We recently lost a key member of one the greatest song writing teams of all time, one Lamont Herbert Dozier (Holland-Dozier-Holland). You met him a few times. Just what was he like?

What can I say, Lamont was a true gentleman. You would never know that he was the guy that wrote all of those songs, simply because of just how down to earth he was. The first time that I met him was at a tribute concert in his honour and I had to sing one of his songs with him sitting right in front of me (laughter). Let me tell you, that was one of the scariest things that I have ever done because when you think of people who have sung his songs, people like Marvin Gaye, Stevie Wonder, and The Four Tops to name a few and here I am (laughter). The great thing was that he was loving what I did, so much so that he gave me his number and said, “let’s get together in Los Angeles and do something together”.

Unfortunately, we never did quite get around to doing that, but I saw him at various places around the world and he was always consistently a humble man and a great singer. Whenever you meet someone who has written that quality of songs you very soon get to see the warmth of his character. I also feel that going through his lyrics, it is clear that he is someone who really understands exactly what that connection means. Meeting him didn’t disappoint me. They quite often tell you, “never meet your heroes” but I have to say that Lamont Herbert Dozier really was a lovely guy.

On that note Andrew, let me once again thank you for taking the time to speak to me today, it’s been enlightening. You take care and I will see you with Mike + The Mechanics up here in Nottingham.

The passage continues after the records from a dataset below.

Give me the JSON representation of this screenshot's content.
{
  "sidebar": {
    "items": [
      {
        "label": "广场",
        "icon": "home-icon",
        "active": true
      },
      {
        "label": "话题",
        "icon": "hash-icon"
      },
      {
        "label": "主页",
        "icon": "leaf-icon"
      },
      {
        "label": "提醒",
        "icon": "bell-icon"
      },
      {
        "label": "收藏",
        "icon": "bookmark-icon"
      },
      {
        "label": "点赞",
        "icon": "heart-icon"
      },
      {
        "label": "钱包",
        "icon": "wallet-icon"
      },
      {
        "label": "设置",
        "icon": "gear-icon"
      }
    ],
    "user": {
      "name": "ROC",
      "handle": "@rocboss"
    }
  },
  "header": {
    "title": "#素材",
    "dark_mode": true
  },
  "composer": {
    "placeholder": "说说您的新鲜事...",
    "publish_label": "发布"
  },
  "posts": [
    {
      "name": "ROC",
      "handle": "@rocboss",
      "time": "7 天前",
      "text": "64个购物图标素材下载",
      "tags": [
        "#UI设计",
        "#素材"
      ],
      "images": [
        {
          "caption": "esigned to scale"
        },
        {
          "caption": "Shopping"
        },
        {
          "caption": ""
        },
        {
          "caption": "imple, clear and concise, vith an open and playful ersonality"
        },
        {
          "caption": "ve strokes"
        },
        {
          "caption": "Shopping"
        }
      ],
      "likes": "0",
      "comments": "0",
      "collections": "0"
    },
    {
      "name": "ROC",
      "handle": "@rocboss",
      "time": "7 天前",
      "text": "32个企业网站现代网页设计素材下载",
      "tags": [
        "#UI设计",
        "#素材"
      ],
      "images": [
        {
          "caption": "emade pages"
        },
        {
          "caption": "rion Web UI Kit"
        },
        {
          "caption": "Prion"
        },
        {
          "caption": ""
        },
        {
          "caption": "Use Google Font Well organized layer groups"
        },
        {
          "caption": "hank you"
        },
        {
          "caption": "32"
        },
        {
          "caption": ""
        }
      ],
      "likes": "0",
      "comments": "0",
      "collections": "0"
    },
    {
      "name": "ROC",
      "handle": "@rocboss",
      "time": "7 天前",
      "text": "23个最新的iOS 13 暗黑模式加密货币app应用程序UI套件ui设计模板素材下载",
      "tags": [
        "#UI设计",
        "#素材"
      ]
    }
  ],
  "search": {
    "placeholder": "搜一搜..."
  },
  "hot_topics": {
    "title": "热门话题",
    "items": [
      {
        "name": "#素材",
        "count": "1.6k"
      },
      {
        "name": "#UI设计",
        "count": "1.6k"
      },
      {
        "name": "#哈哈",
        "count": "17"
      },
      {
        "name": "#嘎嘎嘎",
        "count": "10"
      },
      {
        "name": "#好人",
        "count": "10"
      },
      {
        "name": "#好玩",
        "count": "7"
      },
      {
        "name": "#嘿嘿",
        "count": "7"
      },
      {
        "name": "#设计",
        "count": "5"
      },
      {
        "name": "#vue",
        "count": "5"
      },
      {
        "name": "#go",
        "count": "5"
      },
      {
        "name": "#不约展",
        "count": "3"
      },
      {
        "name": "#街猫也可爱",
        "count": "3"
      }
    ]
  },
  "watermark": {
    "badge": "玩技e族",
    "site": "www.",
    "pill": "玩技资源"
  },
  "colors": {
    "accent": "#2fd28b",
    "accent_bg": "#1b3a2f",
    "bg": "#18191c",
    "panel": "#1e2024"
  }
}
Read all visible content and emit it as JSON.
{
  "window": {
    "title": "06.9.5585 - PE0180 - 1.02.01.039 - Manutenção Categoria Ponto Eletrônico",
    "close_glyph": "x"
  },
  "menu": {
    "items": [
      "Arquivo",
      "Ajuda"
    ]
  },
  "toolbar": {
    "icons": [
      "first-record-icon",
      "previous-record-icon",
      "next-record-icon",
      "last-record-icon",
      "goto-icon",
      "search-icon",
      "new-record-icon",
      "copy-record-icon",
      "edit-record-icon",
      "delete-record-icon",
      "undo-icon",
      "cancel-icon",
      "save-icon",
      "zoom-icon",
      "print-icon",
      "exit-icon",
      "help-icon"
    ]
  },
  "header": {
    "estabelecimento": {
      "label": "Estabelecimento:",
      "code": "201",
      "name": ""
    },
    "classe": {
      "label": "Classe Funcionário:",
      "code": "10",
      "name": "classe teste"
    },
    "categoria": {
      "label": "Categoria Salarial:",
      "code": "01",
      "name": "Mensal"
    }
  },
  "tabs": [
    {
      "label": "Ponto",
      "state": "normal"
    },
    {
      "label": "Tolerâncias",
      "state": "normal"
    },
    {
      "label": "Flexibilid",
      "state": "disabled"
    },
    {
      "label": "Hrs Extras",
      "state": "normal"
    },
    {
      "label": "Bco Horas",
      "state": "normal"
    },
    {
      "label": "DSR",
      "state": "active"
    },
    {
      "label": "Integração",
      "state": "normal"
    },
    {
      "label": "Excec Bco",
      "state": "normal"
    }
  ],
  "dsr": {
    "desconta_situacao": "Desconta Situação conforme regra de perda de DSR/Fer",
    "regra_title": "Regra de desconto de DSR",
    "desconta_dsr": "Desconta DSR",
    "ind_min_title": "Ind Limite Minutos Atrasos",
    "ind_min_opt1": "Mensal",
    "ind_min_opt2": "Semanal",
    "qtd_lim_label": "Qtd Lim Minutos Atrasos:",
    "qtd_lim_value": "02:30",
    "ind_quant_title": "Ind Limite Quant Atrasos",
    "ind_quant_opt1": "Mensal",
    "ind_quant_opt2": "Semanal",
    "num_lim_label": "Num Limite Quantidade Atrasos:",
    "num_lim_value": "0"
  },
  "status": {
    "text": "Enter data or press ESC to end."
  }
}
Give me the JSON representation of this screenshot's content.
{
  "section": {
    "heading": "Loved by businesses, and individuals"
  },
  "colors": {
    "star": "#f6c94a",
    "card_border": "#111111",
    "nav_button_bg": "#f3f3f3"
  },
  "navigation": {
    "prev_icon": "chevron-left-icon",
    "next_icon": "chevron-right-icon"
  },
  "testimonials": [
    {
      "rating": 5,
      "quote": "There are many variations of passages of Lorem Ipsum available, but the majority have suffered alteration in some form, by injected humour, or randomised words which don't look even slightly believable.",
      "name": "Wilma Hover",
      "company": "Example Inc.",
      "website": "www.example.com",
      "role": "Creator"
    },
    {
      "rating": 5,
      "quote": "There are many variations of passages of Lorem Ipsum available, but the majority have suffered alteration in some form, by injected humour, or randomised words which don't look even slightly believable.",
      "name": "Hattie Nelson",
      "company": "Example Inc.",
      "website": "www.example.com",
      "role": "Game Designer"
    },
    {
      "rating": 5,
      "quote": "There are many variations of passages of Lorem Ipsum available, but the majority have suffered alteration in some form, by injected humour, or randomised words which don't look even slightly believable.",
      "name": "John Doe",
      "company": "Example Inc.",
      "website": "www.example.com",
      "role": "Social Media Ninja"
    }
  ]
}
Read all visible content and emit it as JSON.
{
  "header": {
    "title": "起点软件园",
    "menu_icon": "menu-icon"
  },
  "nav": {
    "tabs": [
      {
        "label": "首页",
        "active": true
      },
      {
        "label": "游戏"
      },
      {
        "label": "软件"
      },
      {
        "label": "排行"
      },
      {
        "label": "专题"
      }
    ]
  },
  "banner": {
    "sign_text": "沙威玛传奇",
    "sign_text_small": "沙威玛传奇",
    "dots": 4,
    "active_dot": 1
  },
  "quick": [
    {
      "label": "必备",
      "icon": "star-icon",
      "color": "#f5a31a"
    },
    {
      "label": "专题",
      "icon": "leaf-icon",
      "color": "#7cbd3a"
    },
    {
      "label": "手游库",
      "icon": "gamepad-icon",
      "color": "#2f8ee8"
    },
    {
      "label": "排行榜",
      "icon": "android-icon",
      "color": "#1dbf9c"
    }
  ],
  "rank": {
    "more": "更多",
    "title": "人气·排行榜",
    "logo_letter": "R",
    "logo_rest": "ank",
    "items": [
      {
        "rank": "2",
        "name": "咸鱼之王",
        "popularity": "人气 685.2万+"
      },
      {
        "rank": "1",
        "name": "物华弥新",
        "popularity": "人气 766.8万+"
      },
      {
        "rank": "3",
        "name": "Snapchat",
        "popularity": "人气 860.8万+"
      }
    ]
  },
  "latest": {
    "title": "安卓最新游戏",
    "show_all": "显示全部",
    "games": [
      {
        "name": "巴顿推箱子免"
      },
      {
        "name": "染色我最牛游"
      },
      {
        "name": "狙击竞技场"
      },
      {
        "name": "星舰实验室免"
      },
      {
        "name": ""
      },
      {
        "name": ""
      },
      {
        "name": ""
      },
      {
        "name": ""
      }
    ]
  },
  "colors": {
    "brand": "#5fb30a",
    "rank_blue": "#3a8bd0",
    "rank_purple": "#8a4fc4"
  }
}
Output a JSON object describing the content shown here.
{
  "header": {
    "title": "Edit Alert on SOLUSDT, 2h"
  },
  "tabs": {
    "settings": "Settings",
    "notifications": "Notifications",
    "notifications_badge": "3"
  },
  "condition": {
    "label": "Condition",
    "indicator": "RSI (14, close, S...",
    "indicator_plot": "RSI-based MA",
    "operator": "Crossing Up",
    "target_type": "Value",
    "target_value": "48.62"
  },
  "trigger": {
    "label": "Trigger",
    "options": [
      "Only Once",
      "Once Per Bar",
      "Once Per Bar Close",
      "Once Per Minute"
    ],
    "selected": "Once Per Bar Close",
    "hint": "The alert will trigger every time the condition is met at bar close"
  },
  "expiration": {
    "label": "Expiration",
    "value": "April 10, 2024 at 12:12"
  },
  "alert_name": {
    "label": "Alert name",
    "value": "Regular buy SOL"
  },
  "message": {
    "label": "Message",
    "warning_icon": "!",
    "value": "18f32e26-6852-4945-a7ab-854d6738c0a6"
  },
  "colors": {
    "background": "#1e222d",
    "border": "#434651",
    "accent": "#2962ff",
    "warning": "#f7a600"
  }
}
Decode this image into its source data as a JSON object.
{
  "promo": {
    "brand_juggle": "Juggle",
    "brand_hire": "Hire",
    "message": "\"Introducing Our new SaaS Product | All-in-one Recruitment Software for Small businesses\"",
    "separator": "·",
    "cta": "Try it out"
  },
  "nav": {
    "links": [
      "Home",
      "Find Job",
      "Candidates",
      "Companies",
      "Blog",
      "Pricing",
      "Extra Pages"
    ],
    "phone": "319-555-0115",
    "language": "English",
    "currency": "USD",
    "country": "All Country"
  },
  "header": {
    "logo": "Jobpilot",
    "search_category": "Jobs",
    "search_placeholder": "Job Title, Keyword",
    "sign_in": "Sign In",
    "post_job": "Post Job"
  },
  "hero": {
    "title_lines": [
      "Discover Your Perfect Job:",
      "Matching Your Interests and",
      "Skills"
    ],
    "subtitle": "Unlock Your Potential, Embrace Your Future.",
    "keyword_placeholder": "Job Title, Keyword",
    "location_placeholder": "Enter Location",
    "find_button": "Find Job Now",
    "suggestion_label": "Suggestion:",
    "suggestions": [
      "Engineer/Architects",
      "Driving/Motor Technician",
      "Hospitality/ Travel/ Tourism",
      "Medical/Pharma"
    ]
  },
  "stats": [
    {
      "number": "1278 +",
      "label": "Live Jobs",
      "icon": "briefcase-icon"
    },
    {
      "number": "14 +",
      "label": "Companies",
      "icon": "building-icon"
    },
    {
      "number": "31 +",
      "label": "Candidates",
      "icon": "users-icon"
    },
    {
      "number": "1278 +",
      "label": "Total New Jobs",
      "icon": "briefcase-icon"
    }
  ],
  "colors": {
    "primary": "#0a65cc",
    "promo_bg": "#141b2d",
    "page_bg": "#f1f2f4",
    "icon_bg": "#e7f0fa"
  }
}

Cheers Kevin, as always it’s been a pleasure man. You take care and enjoy the show.